The reason I am not transfering to the one I am currently contributing to is because I am currently with a broker with American funds and I do not want to buy that much with a 5% front end load. The load fee alone would be 3,200.00 I am sure my broker would love that though! I am going to transfer this into a new 403b since the one I am closing is a fee laden annuity. (Luckily I have no surrender fees since I have been with them for 15 years). Once that is settled, I may stop with my current broker and continue with the index funds at Fidelity. I am sold on that based on all the data I have run on the effects of fees over the long term. I have never gotten any advice that was worth as much as what I have learned on my own and through sites like this one and individuals who have nothing to gain except to help educate others who have gone down more costly roads. I have no real need to pay an advisor for what I can do myself. And frankly I find this interesting and don't mind doing the work and research.

I am sorry if I was not clear on why I did not want to put it with my current plan.

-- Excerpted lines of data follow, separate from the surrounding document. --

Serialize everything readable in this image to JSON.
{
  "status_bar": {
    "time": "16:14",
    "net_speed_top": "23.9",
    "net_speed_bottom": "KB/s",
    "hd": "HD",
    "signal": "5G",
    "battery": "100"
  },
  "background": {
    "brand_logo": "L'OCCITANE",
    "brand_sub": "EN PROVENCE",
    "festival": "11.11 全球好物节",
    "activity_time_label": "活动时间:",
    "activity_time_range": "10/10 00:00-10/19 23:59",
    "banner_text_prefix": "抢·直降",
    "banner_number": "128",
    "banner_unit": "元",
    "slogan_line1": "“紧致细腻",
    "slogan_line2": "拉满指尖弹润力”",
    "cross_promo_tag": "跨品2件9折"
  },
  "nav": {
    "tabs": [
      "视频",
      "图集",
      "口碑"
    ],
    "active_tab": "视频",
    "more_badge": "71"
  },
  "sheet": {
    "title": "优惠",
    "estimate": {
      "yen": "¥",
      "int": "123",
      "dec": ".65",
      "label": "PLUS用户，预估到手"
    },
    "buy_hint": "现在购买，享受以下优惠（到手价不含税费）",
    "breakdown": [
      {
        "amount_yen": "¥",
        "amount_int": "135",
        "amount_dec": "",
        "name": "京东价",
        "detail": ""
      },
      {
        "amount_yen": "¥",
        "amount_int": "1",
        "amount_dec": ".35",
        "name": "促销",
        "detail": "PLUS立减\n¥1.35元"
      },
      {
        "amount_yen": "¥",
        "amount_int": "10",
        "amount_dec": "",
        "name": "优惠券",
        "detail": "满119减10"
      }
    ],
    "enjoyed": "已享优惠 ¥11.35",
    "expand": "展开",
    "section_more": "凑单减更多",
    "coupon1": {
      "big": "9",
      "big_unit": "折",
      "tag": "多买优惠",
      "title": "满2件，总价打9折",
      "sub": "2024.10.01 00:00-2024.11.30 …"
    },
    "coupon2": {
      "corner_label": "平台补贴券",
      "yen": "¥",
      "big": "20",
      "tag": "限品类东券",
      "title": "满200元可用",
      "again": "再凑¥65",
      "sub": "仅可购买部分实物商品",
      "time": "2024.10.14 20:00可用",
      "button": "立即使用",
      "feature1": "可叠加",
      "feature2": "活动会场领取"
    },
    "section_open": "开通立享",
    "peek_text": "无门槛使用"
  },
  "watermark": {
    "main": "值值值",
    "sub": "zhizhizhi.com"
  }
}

Now I am going to call and get it done right. There is a website at www.fidelityatwork.com and it has the nonprofits/schools. It is a different department and phone number I discovered. I knew this didn't sound right to me. So beware if you are an educator that you go through the right department to get the correct account set up for your express purpose. I now have to cancel the 401k and start a new application. No problem, though. I am just glad it had not been funded yet.